Plant Pest Handbook Introduction

Plant Pest Handbook Introduction

We are extremely pleased and proud to present, on-line, the new and updated version of the Connecticut Agricultural Experiment Station’s Plant Pest Handbook as part of our Home Page.

The Station published its first report on effective and practical means of controlling plant diseases in 1889. In the many decades that followed, Station scientists published hundreds of scientific reports on the biology and ecology and on the chemical, natural, and integrated pest management (IPM) of diseases, insects, mites, and nematodes of Connecticut crops and plants. This great wealth of information was initially summarized in the Station’s first Plant Pest Handbook published in two volumes in 1933 and 1934. The Plant Pest Handbook was last published in 1956. This publication was always a popular source of information for farmers and homeowners.

This electronic version of the Plant Pest Handbook has been a most ambitious task, but one that we believe will be of immense benefit to Connecticut citizens. By placing this publication on-line, we will be able to continuously update it by adding new information and deleting out-dated information. Citizens in all parts of Connecticut will have instant access at any time to needed information on a particular pest infesting their crop, garden, lawn, tree, shrub, or house-plant. In many instances, a mere click of the mouse will bring more comprehensive coverage of a subject.

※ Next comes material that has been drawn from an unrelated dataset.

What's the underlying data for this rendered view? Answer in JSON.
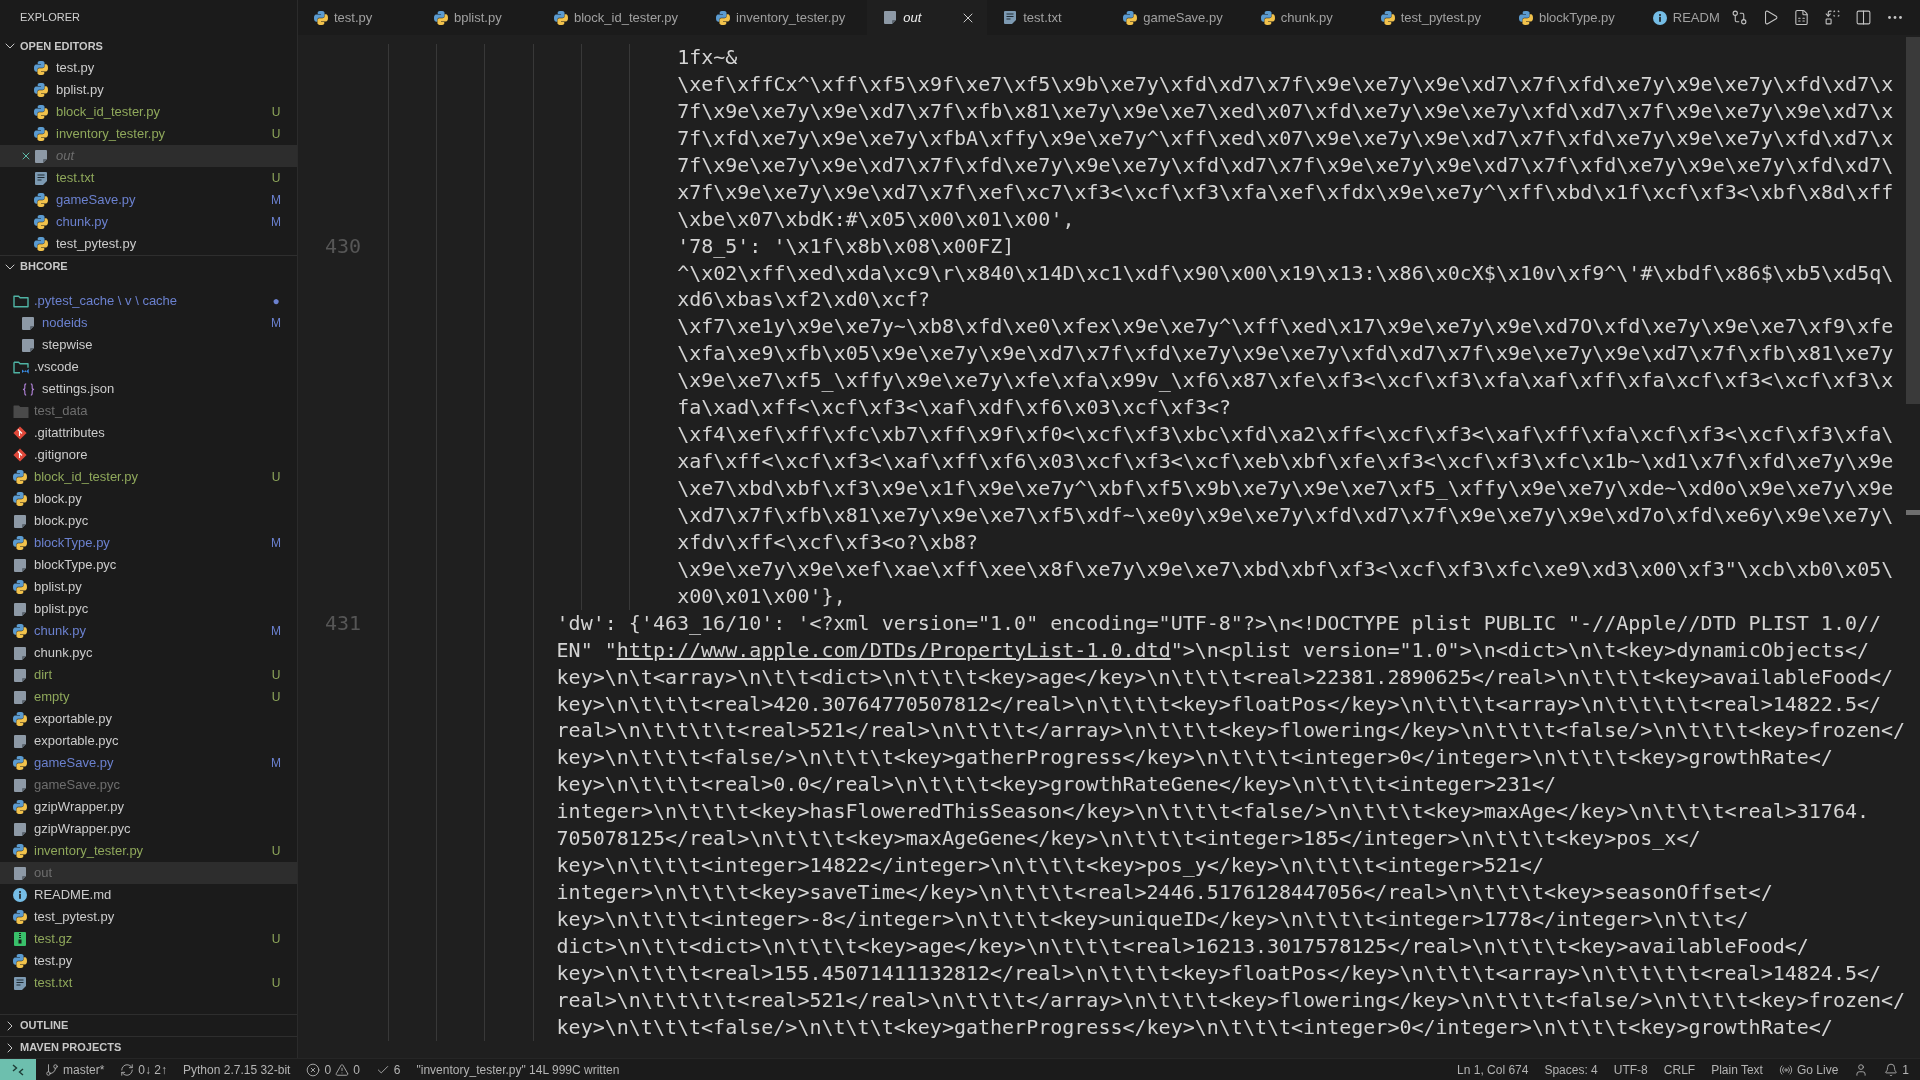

Should you need to contact a Station scientist, you may visit our New Haven or Windsor locations, correspond through regular mail or e-mail, or call us at our New Haven or Windsor offices. Phone Numbers.  A toll free number can be dialed in Connecticut to reach Station scientists in New Haven (1-877-855-2237). Experiment Station scientists are ready to answer questions from 8:30 AM to 4:30 PM Monday through Friday, except State Holidays.

Station plant pathologist Sharon M. Douglas and entomologist Richard Cowles undertook the enormous task of editing the Handbook. Additional staff that contributed to the Handbook were plant pathologists Sandra L. Anagnostakis, Donald E. Aylor, Wade H. Elmer, Francis J. Ferrandino, James A. La Mondia, and Victoria L. Smith. Contributing entomologists were Timothy Abbey, Rose Hiskes, Chris T. Maier, Mark S. McClure, Kimberly A. Stoner, Kenneth A. Welch, and Ronald M. Weseloh.

Strategies useful in the management of plant diseases and insect pests are highlighted in the first two section. These sections are relatively short and are entitled "Plant Health Problems" and "Insects and Their Injuries to Plants". The "Heart" of the Handbook is found in the third and final section entitled "Search By Host Plant". Plants are arranged alphabetically by common name in this chapter. After finding the plant of interest, click, and you are instantly brought to information on the disease, nematode, growth, insect, and mite problems known in Connecticut for that particular plant species. Plant health problems are arranged by importance for each pathogen type (fungus, bacterium, phytoplasma, virus, nematode, and physiological/environmental problem). Insect problems are arranged alphabetically.

We are most interested in hearing from you as to how we can improve the Handbook. Your comments can be sent to Dr. Sharon Douglas at or to Dr. Richard Cowles at   All correspondence will be acknowledged.

John F. Anderson